# How to complete this task
Set down the material again. Keep every line exactly as it is.

*** Opening of Information provided ***

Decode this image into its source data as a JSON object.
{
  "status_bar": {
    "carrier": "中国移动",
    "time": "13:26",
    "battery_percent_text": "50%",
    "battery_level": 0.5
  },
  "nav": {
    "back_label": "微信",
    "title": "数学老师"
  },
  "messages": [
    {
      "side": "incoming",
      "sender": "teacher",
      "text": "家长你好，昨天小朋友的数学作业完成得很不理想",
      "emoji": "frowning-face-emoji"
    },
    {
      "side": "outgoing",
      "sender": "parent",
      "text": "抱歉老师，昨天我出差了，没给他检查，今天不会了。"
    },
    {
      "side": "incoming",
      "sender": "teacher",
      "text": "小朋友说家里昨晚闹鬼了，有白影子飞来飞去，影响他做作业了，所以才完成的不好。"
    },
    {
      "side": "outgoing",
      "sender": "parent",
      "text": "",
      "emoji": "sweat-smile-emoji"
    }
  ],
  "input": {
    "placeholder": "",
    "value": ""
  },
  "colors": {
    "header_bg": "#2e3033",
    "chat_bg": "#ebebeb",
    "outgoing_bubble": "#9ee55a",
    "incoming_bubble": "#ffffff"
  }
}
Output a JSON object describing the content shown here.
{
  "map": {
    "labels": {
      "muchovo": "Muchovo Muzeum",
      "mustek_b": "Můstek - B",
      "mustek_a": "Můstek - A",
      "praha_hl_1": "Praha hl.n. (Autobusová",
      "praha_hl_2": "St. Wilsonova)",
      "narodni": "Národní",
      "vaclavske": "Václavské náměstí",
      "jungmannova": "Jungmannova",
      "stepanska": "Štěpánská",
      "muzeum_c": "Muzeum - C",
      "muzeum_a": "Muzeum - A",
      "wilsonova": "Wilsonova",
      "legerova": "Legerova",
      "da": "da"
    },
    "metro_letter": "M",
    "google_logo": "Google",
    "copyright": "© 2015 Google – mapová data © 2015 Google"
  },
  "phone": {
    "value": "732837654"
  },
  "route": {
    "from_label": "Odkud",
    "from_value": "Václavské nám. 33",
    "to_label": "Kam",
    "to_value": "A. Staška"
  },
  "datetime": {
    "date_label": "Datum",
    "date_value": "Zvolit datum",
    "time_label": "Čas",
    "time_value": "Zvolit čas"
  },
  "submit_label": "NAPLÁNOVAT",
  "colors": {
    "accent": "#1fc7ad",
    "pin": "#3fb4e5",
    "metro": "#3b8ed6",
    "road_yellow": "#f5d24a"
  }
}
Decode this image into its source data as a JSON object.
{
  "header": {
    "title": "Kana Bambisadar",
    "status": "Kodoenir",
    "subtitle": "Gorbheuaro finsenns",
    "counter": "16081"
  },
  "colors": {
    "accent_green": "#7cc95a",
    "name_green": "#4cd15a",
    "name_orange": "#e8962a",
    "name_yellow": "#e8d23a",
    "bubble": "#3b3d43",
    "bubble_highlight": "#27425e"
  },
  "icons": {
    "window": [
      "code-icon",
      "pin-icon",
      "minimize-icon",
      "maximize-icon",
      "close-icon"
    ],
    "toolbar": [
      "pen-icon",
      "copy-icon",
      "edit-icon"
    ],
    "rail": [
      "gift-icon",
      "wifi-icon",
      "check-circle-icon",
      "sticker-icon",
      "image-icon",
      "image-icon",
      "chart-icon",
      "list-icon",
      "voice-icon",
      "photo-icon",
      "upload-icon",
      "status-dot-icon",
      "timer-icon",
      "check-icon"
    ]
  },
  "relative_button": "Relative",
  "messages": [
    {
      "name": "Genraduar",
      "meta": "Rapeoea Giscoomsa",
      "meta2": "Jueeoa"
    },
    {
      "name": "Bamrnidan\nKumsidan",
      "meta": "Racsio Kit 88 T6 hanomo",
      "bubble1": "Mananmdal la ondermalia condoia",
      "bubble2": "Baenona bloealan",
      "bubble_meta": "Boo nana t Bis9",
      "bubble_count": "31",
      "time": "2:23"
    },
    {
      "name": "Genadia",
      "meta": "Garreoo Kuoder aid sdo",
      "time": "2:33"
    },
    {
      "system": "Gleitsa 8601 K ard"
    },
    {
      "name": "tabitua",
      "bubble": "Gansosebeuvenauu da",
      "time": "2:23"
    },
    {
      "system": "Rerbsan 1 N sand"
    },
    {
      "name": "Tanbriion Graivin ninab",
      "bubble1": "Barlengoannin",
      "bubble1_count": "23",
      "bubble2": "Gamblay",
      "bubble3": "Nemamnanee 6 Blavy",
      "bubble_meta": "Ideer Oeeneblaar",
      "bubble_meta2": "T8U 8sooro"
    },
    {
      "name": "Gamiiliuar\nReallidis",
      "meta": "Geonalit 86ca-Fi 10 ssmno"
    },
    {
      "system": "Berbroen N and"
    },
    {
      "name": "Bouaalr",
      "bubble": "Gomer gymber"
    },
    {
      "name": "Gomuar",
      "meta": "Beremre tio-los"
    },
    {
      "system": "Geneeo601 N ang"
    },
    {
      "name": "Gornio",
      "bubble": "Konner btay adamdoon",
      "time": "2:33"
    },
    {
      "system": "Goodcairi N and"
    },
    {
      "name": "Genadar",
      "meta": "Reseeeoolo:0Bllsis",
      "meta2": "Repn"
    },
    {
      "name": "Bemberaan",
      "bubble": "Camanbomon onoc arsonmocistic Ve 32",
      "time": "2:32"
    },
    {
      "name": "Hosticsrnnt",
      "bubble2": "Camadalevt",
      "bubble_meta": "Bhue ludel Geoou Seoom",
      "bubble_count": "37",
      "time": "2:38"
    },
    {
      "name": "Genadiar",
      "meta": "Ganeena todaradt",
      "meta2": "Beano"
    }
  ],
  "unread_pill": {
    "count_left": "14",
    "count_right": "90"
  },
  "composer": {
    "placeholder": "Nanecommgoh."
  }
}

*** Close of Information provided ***

# Solution to the problem
Decode this image into its source data as a JSON object.
{
  "status_bar": {
    "carrier": "中国移动",
    "time": "13:26",
    "battery_percent_text": "50%",
    "battery_level": 0.5
  },
  "nav": {
    "back_label": "微信",
    "title": "数学老师"
  },
  "messages": [
    {
      "side": "incoming",
      "sender": "teacher",
      "text": "家长你好，昨天小朋友的数学作业完成得很不理想",
      "emoji": "frowning-face-emoji"
    },
    {
      "side": "outgoing",
      "sender": "parent",
      "text": "抱歉老师，昨天我出差了，没给他检查，今天不会了。"
    },
    {
      "side": "incoming",
      "sender": "teacher",
      "text": "小朋友说家里昨晚闹鬼了，有白影子飞来飞去，影响他做作业了，所以才完成的不好。"
    },
    {
      "side": "outgoing",
      "sender": "parent",
      "text": "",
      "emoji": "sweat-smile-emoji"
    }
  ],
  "input": {
    "placeholder": "",
    "value": ""
  },
  "colors": {
    "header_bg": "#2e3033",
    "chat_bg": "#ebebeb",
    "outgoing_bubble": "#9ee55a",
    "incoming_bubble": "#ffffff"
  }
}
Output a JSON object describing the content shown here.
{
  "map": {
    "labels": {
      "muchovo": "Muchovo Muzeum",
      "mustek_b": "Můstek - B",
      "mustek_a": "Můstek - A",
      "praha_hl_1": "Praha hl.n. (Autobusová",
      "praha_hl_2": "St. Wilsonova)",
      "narodni": "Národní",
      "vaclavske": "Václavské náměstí",
      "jungmannova": "Jungmannova",
      "stepanska": "Štěpánská",
      "muzeum_c": "Muzeum - C",
      "muzeum_a": "Muzeum - A",
      "wilsonova": "Wilsonova",
      "legerova": "Legerova",
      "da": "da"
    },
    "metro_letter": "M",
    "google_logo": "Google",
    "copyright": "© 2015 Google – mapová data © 2015 Google"
  },
  "phone": {
    "value": "732837654"
  },
  "route": {
    "from_label": "Odkud",
    "from_value": "Václavské nám. 33",
    "to_label": "Kam",
    "to_value": "A. Staška"
  },
  "datetime": {
    "date_label": "Datum",
    "date_value": "Zvolit datum",
    "time_label": "Čas",
    "time_value": "Zvolit čas"
  },
  "submit_label": "NAPLÁNOVAT",
  "colors": {
    "accent": "#1fc7ad",
    "pin": "#3fb4e5",
    "metro": "#3b8ed6",
    "road_yellow": "#f5d24a"
  }
}
Decode this image into its source data as a JSON object.
{
  "header": {
    "title": "Kana Bambisadar",
    "status": "Kodoenir",
    "subtitle": "Gorbheuaro finsenns",
    "counter": "16081"
  },
  "colors": {
    "accent_green": "#7cc95a",
    "name_green": "#4cd15a",
    "name_orange": "#e8962a",
    "name_yellow": "#e8d23a",
    "bubble": "#3b3d43",
    "bubble_highlight": "#27425e"
  },
  "icons": {
    "window": [
      "code-icon",
      "pin-icon",
      "minimize-icon",
      "maximize-icon",
      "close-icon"
    ],
    "toolbar": [
      "pen-icon",
      "copy-icon",
      "edit-icon"
    ],
    "rail": [
      "gift-icon",
      "wifi-icon",
      "check-circle-icon",
      "sticker-icon",
      "image-icon",
      "image-icon",
      "chart-icon",
      "list-icon",
      "voice-icon",
      "photo-icon",
      "upload-icon",
      "status-dot-icon",
      "timer-icon",
      "check-icon"
    ]
  },
  "relative_button": "Relative",
  "messages": [
    {
      "name": "Genraduar",
      "meta": "Rapeoea Giscoomsa",
      "meta2": "Jueeoa"
    },
    {
      "name": "Bamrnidan\nKumsidan",
      "meta": "Racsio Kit 88 T6 hanomo",
      "bubble1": "Mananmdal la ondermalia condoia",
      "bubble2": "Baenona bloealan",
      "bubble_meta": "Boo nana t Bis9",
      "bubble_count": "31",
      "time": "2:23"
    },
    {
      "name": "Genadia",
      "meta": "Garreoo Kuoder aid sdo",
      "time": "2:33"
    },
    {
      "system": "Gleitsa 8601 K ard"
    },
    {
      "name": "tabitua",
      "bubble": "Gansosebeuvenauu da",
      "time": "2:23"
    },
    {
      "system": "Rerbsan 1 N sand"
    },
    {
      "name": "Tanbriion Graivin ninab",
      "bubble1": "Barlengoannin",
      "bubble1_count": "23",
      "bubble2": "Gamblay",
      "bubble3": "Nemamnanee 6 Blavy",
      "bubble_meta": "Ideer Oeeneblaar",
      "bubble_meta2": "T8U 8sooro"
    },
    {
      "name": "Gamiiliuar\nReallidis",
      "meta": "Geonalit 86ca-Fi 10 ssmno"
    },
    {
      "system": "Berbroen N and"
    },
    {
      "name": "Bouaalr",
      "bubble": "Gomer gymber"
    },
    {
      "name": "Gomuar",
      "meta": "Beremre tio-los"
    },
    {
      "system": "Geneeo601 N ang"
    },
    {
      "name": "Gornio",
      "bubble": "Konner btay adamdoon",
      "time": "2:33"
    },
    {
      "system": "Goodcairi N and"
    },
    {
      "name": "Genadar",
      "meta": "Reseeeoolo:0Bllsis",
      "meta2": "Repn"
    },
    {
      "name": "Bemberaan",
      "bubble": "Camanbomon onoc arsonmocistic Ve 32",
      "time": "2:32"
    },
    {
      "name": "Hosticsrnnt",
      "bubble2": "Camadalevt",
      "bubble_meta": "Bhue ludel Geoou Seoom",
      "bubble_count": "37",
      "time": "2:38"
    },
    {
      "name": "Genadiar",
      "meta": "Ganeena todaradt",
      "meta2": "Beano"
    }
  ],
  "unread_pill": {
    "count_left": "14",
    "count_right": "90"
  },
  "composer": {
    "placeholder": "Nanecommgoh."
  }
}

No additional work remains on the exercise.